Items from a data source:
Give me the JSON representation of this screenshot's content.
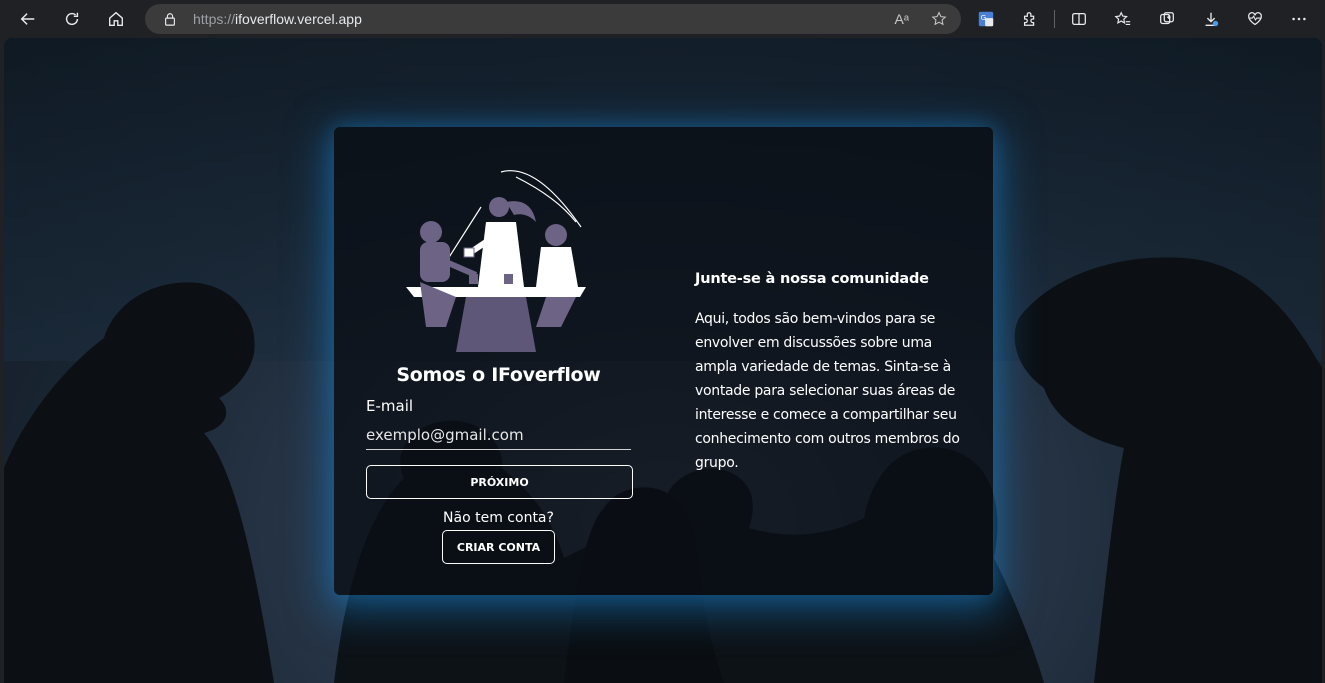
{
  "browser": {
    "url_protocol": "https://",
    "url_host": "ifoverflow.vercel.app",
    "read_aloud_label": "Aᵃ"
  },
  "login": {
    "brand_title": "Somos o IFoverflow",
    "email_label": "E-mail",
    "email_placeholder": "exemplo@gmail.com",
    "next_button": "PRÓXIMO",
    "no_account_text": "Não tem conta?",
    "create_account_button": "CRIAR CONTA"
  },
  "community": {
    "title": "Junte-se à nossa comunidade",
    "body": "Aqui, todos são bem-vindos para se envolver em discussões sobre uma ampla variedade de temas. Sinta-se à vontade para selecionar suas áreas de interesse e comece a compartilhar seu conhecimento com outros membros do grupo."
  },
  "colors": {
    "card_glow": "#1978be",
    "illustration_purple": "#6c6385",
    "text": "#ffffff"
  }
}
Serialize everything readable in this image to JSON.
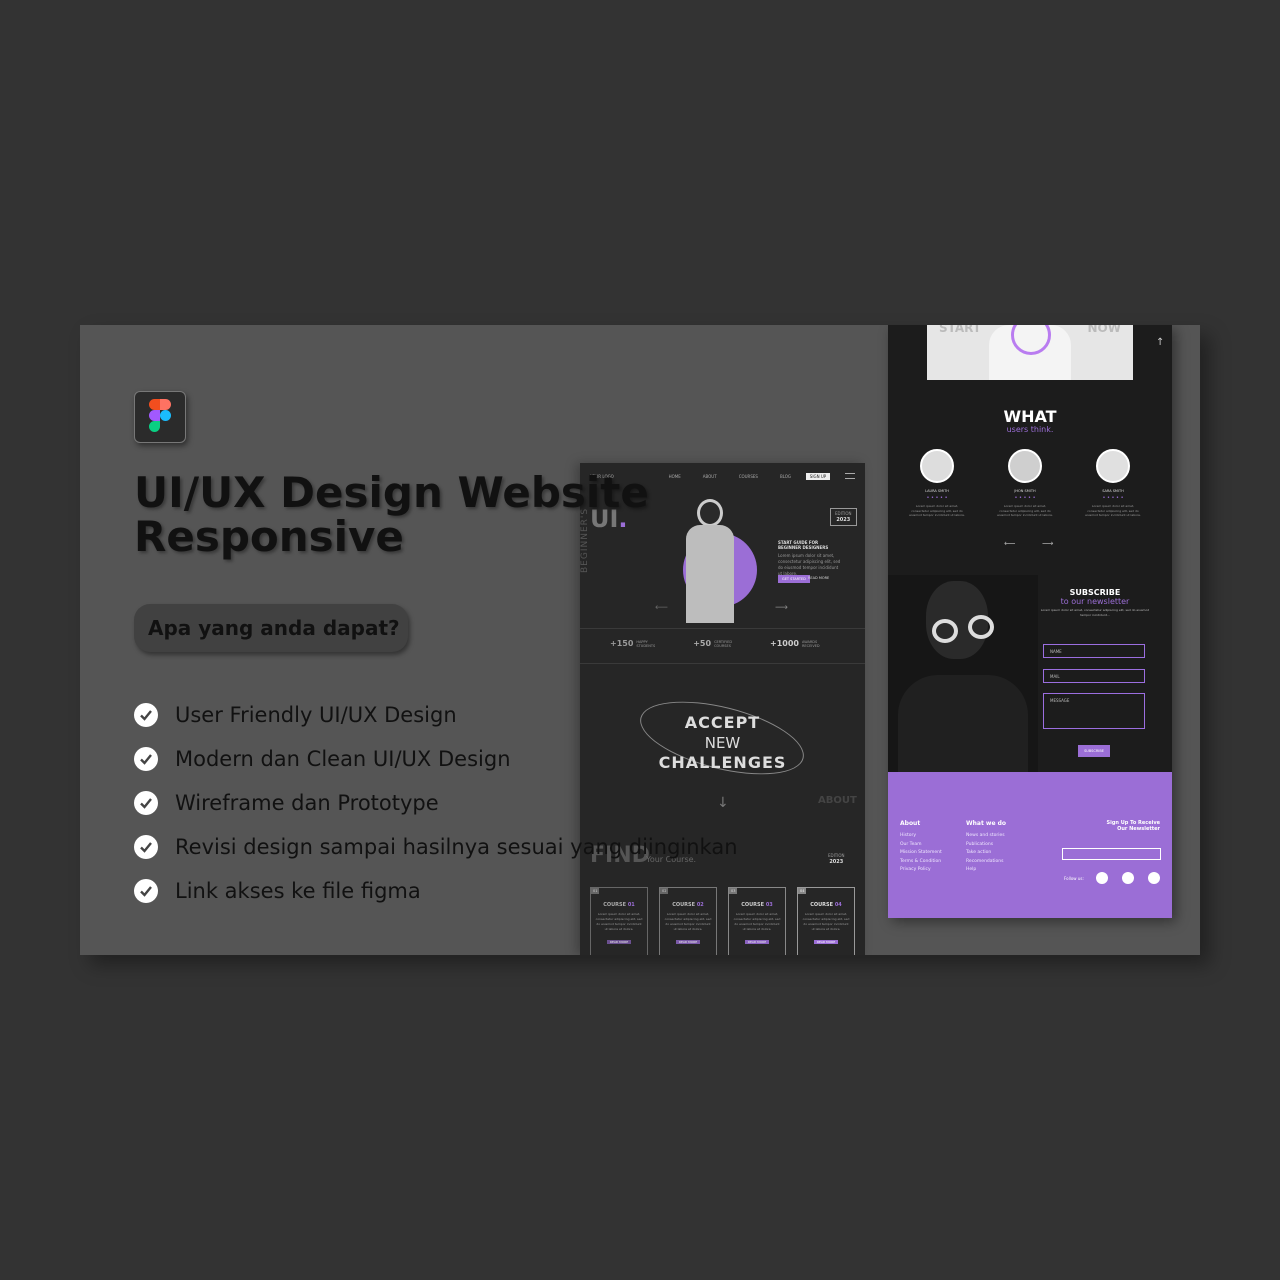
{
  "hero": {
    "title_line1": "UI/UX Design Website",
    "title_line2": "Responsive",
    "subtitle": "Apa yang anda dapat?"
  },
  "features": [
    "User Friendly UI/UX Design",
    "Modern dan Clean UI/UX Design",
    "Wireframe dan Prototype",
    "Revisi design sampai hasilnya sesuai yang diinginkan",
    "Link akses ke file figma"
  ],
  "colors": {
    "accent": "#9b6ed6",
    "page_bg": "#333333",
    "card_bg": "#555555"
  },
  "icons": {
    "logo": "figma-logo-icon",
    "bullet": "checkmark-circle-icon"
  },
  "mockup_desktop": {
    "logo": "YOUR LOGO",
    "nav": [
      "HOME",
      "ABOUT",
      "COURSES",
      "BLOG"
    ],
    "nav_button": "SIGN UP",
    "big_ui": "UI",
    "side_text": "BEGINNER'S",
    "edition_label": "EDITION",
    "edition_year": "2023",
    "hero_title": "START GUIDE FOR BEGINNER DESIGNERS",
    "hero_body": "Lorem ipsum dolor sit amet, consectetur adipiscing elit, sed do eiusmod tempor incididunt ut labore.",
    "btn_primary": "GET STARTED",
    "btn_secondary": "READ MORE",
    "stats": [
      {
        "value": "+150",
        "label_1": "HAPPY",
        "label_2": "STUDENTS"
      },
      {
        "value": "+50",
        "label_1": "CERTIFIED",
        "label_2": "COURSES"
      },
      {
        "value": "+1000",
        "label_1": "AWARDS",
        "label_2": "RECEIVED"
      }
    ],
    "accept_1": "ACCEPT",
    "accept_2": "NEW",
    "accept_3": "CHALLENGES",
    "about_label": "ABOUT",
    "find_title": "FIND",
    "find_sub": "Your Course.",
    "courses": [
      {
        "num": "01",
        "name": "COURSE",
        "id": "01"
      },
      {
        "num": "02",
        "name": "COURSE",
        "id": "02"
      },
      {
        "num": "03",
        "name": "COURSE",
        "id": "03"
      },
      {
        "num": "04",
        "name": "COURSE",
        "id": "04"
      }
    ],
    "course_body": "Lorem ipsum dolor sit amet, consectetur adipiscing elit, sed do eiusmod tempor incididunt ut labore et dolore.",
    "course_btn": "READ MORE"
  },
  "mockup_mobile": {
    "start_left": "START",
    "start_right": "NOW",
    "what_title": "WHAT",
    "what_sub": "users think.",
    "testimonials": [
      {
        "name": "LAURA SMITH"
      },
      {
        "name": "JHON SMITH"
      },
      {
        "name": "SARA SMITH"
      }
    ],
    "testimonial_body": "Lorem ipsum dolor sit amet, consectetur adipiscing elit, sed do eiusmod tempor incididunt ut labore.",
    "subscribe_title": "SUBSCRIBE",
    "subscribe_sub": "to our newsletter",
    "subscribe_body": "Lorem ipsum dolor sit amet, consectetur adipiscing elit, sed do eiusmod tempor incididunt...",
    "field_name": "NAME",
    "field_mail": "MAIL",
    "field_message": "MESSAGE",
    "subscribe_btn": "SUBSCRIBE",
    "footer": {
      "about_title": "About",
      "about_items": [
        "History",
        "Our Team",
        "Mission Statement",
        "Terms & Condition",
        "Privacy Policy"
      ],
      "what_title": "What we do",
      "what_items": [
        "News and stories",
        "Publications",
        "Take action",
        "Recomendations",
        "Help"
      ],
      "signup_1": "Sign Up To Receive",
      "signup_2": "Our Newsletter",
      "follow": "Follow us:"
    }
  }
}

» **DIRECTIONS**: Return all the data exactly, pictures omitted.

» **RESPONSE**:
Give me the JSON representation of this screenshot's content.
{
  "browser": {
    "url_protocol": "https://",
    "url_host": "ifoverflow.vercel.app",
    "read_aloud_label": "Aᵃ"
  },
  "login": {
    "brand_title": "Somos o IFoverflow",
    "email_label": "E-mail",
    "email_placeholder": "exemplo@gmail.com",
    "next_button": "PRÓXIMO",
    "no_account_text": "Não tem conta?",
    "create_account_button": "CRIAR CONTA"
  },
  "community": {
    "title": "Junte-se à nossa comunidade",
    "body": "Aqui, todos são bem-vindos para se envolver em discussões sobre uma ampla variedade de temas. Sinta-se à vontade para selecionar suas áreas de interesse e comece a compartilhar seu conhecimento com outros membros do grupo."
  },
  "colors": {
    "card_glow": "#1978be",
    "illustration_purple": "#6c6385",
    "text": "#ffffff"
  }
}
Serialize everything readable in this image to JSON.
{
  "hero": {
    "title_line1": "UI/UX Design Website",
    "title_line2": "Responsive",
    "subtitle": "Apa yang anda dapat?"
  },
  "features": [
    "User Friendly UI/UX Design",
    "Modern dan Clean UI/UX Design",
    "Wireframe dan Prototype",
    "Revisi design sampai hasilnya sesuai yang diinginkan",
    "Link akses ke file figma"
  ],
  "colors": {
    "accent": "#9b6ed6",
    "page_bg": "#333333",
    "card_bg": "#555555"
  },
  "icons": {
    "logo": "figma-logo-icon",
    "bullet": "checkmark-circle-icon"
  },
  "mockup_desktop": {
    "logo": "YOUR LOGO",
    "nav": [
      "HOME",
      "ABOUT",
      "COURSES",
      "BLOG"
    ],
    "nav_button": "SIGN UP",
    "big_ui": "UI",
    "side_text": "BEGINNER'S",
    "edition_label": "EDITION",
    "edition_year": "2023",
    "hero_title": "START GUIDE FOR BEGINNER DESIGNERS",
    "hero_body": "Lorem ipsum dolor sit amet, consectetur adipiscing elit, sed do eiusmod tempor incididunt ut labore.",
    "btn_primary": "GET STARTED",
    "btn_secondary": "READ MORE",
    "stats": [
      {
        "value": "+150",
        "label_1": "HAPPY",
        "label_2": "STUDENTS"
      },
      {
        "value": "+50",
        "label_1": "CERTIFIED",
        "label_2": "COURSES"
      },
      {
        "value": "+1000",
        "label_1": "AWARDS",
        "label_2": "RECEIVED"
      }
    ],
    "accept_1": "ACCEPT",
    "accept_2": "NEW",
    "accept_3": "CHALLENGES",
    "about_label": "ABOUT",
    "find_title": "FIND",
    "find_sub": "Your Course.",
    "courses": [
      {
        "num": "01",
        "name": "COURSE",
        "id": "01"
      },
      {
        "num": "02",
        "name": "COURSE",
        "id": "02"
      },
      {
        "num": "03",
        "name": "COURSE",
        "id": "03"
      },
      {
        "num": "04",
        "name": "COURSE",
        "id": "04"
      }
    ],
    "course_body": "Lorem ipsum dolor sit amet, consectetur adipiscing elit, sed do eiusmod tempor incididunt ut labore et dolore.",
    "course_btn": "READ MORE"
  },
  "mockup_mobile": {
    "start_left": "START",
    "start_right": "NOW",
    "what_title": "WHAT",
    "what_sub": "users think.",
    "testimonials": [
      {
        "name": "LAURA SMITH"
      },
      {
        "name": "JHON SMITH"
      },
      {
        "name": "SARA SMITH"
      }
    ],
    "testimonial_body": "Lorem ipsum dolor sit amet, consectetur adipiscing elit, sed do eiusmod tempor incididunt ut labore.",
    "subscribe_title": "SUBSCRIBE",
    "subscribe_sub": "to our newsletter",
    "subscribe_body": "Lorem ipsum dolor sit amet, consectetur adipiscing elit, sed do eiusmod tempor incididunt...",
    "field_name": "NAME",
    "field_mail": "MAIL",
    "field_message": "MESSAGE",
    "subscribe_btn": "SUBSCRIBE",
    "footer": {
      "about_title": "About",
      "about_items": [
        "History",
        "Our Team",
        "Mission Statement",
        "Terms & Condition",
        "Privacy Policy"
      ],
      "what_title": "What we do",
      "what_items": [
        "News and stories",
        "Publications",
        "Take action",
        "Recomendations",
        "Help"
      ],
      "signup_1": "Sign Up To Receive",
      "signup_2": "Our Newsletter",
      "follow": "Follow us:"
    }
  }
}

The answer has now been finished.